Published on www.academy-advaita.com
03th August 2010
Every man and woman becomes harnessed in their life-time to driving questions such as ‘why?’, ‘how?’, ‘when?’. Such questions acquire urgency and are powered by determination and ambition – classic hallmarks of ego – determination to know and ambition to succeed.
Life becomes a competition in which time becomes a major determinant – a race against time, one might say. Few would deny that this is so.
In order to relieve himself or herself from the stress of such a way of life, man, not surprisingly, searches for remedies. There is no shortage of those on offer, most respected among them being knowledge.
Knowledge is the hallmark of a sophisticated human mind, with conditioned, driving questions such as ‘why?’, ‘how?’, ‘when?’. Wisdom, on the other hand, is the hallmark of an enlightened being. What is the principle difference that sets these two entities apart?
A knowledgeable mind is not contented every moment of life because the mind thinks it makes life happen. A wise man is contented every moment, because he realises that man is not the doer and that life happens timelessly in the moment without the help of the mind.
Man believes that wisdom is many gears higher than knowledge. If so, could man determine the amount of knowledge required to become wise? He could not, for knowledge can never visualise the limit that should be surpassed to attain wisdom.
Wisdom, though, will not attempt to measure the limits of knowledge that could reveal wisdom, for the simple reason that limits do not exist for the wise.
Limits are boundaries created by logic. Duality is the boundary of knowledge. The wise are mystical for logic is illogical to them and hence boundaries do not exist for them.
Man, however, has come to respect boundaries as the measure of his life. A Greek philosopher once declared that ‘man is the measure of all things’. Almost everything in a man or woman’s life is measured logically by the mind.
Knowledge of the measure or the limit provides a relative level of reassurance or comfort.
Knowledge is made up of many words, while words are illusory to the wise, for he realises that words are an auditory illusion of sound. The word ‘happening’ is one of them.
The word ‘happening’ is used by every man and woman, religious men and women, and spiritualists too.

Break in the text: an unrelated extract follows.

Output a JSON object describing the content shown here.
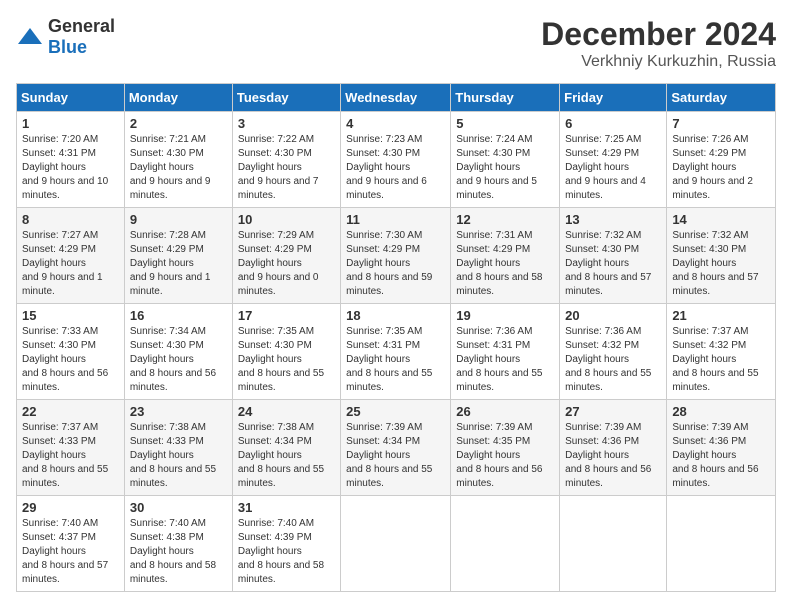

So what does the word ‘happening’ mean to them?
The word ‘happening’ means an action or an event done by man in time. It covers every aspect of man’s life. It is logical, having a definitive cause and a predictable effect in time.

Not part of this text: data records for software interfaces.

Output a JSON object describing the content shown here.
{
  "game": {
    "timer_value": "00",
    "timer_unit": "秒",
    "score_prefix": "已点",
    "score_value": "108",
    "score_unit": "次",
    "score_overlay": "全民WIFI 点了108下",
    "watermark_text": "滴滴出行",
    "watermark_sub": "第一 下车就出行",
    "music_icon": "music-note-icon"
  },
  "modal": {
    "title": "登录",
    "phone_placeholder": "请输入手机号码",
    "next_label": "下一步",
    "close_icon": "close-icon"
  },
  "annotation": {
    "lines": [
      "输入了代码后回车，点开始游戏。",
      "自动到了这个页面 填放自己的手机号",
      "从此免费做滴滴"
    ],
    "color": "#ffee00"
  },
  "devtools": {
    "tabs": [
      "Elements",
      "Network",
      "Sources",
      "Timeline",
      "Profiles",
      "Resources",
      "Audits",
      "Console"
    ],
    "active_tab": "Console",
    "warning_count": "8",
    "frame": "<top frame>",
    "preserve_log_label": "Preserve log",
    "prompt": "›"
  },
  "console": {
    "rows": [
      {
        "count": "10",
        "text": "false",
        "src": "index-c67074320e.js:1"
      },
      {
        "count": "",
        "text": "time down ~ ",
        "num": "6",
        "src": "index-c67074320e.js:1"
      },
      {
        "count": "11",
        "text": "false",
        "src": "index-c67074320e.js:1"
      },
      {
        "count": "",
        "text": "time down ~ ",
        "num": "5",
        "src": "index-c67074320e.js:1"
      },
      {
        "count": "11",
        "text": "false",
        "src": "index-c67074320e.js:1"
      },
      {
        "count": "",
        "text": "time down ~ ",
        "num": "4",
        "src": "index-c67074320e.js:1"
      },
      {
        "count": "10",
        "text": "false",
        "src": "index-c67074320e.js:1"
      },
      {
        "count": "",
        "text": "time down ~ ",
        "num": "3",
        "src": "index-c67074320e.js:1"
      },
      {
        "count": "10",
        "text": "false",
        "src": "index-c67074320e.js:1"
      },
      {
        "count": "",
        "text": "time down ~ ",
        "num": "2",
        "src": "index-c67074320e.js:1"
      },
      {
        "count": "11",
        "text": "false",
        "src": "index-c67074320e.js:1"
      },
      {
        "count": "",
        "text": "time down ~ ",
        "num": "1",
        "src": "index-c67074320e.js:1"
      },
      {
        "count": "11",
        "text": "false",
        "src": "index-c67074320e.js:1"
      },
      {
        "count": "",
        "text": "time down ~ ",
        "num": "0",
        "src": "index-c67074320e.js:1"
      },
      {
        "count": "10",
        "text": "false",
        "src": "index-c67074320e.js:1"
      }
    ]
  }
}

Man needs to understand that time is a thought and an auditory illusion of sound. Life is timeless and thoughtless and, therefore, is beginningless and endless.

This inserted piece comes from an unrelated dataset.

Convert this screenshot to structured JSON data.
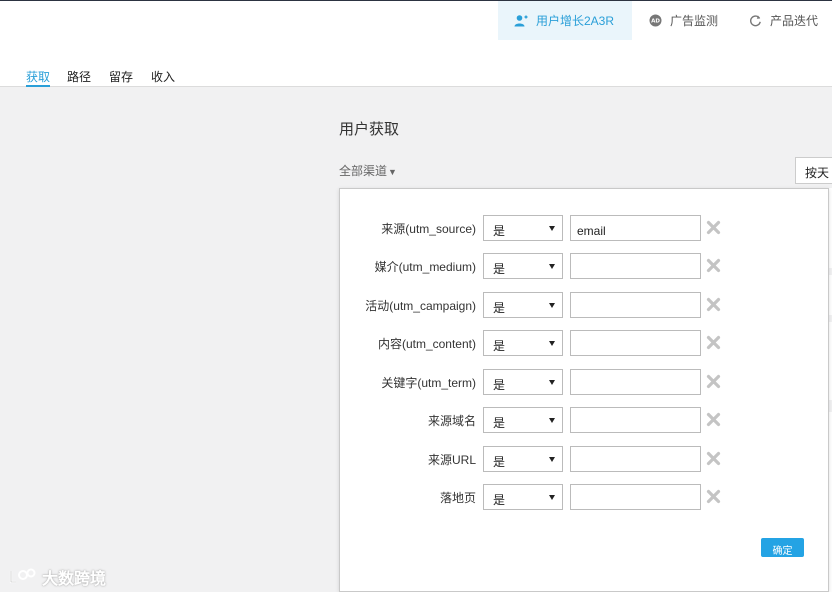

Does wisdom convey the same meaning to happening?
It does not, for logic does not operate in wisdom. So what does happening mean to a wise one?
To a wise one happening means a flow and not an action or an event in time. It is a process that is spontaneous, unpredictable and uncontrollable within a moment. In simple terms it means evolution, which sophisticates timelessly.
Man cannot create patterns of behaviour to cover the moment, for life happens in the moment, and time is absent within a moment. Time would be needed to create any behaviour, but life is timeless – so man just cannot be the doer.
Man’s knowledge-based society has set down rules of conduct for its citizens, imposing sanctions for behaviour that is adjudged to be offensive. The rules change over time and vary from culture to culture, but they are essential for any society that values harmonious co-existence.
‘Happening’ is not brought about by man, nor is life a sum of events. Life is a flow, a manifestation by the force and intelligence which life is.
Happening is a singular flow. It is spontaneous, for it happens in the moment, which is timeless. It is uncontrollable, for the moment lacks time and cannot accommodate an individual within it to control. It is unpredictable, for opinions, conclusions or judgments are absent within a moment.
Life is a happening, a process in the moment and not an event in time, because a cut-off point between one moment and the next in the present is absent. Man and mind can neither make the moment nor control it. Life, therefore, is a play of light and sound that projects a process of optical and auditory illusions of happenings in illusory time.
Author: Dr. Vijai S. Shankar
© Copyright 2010 V. S. Shankar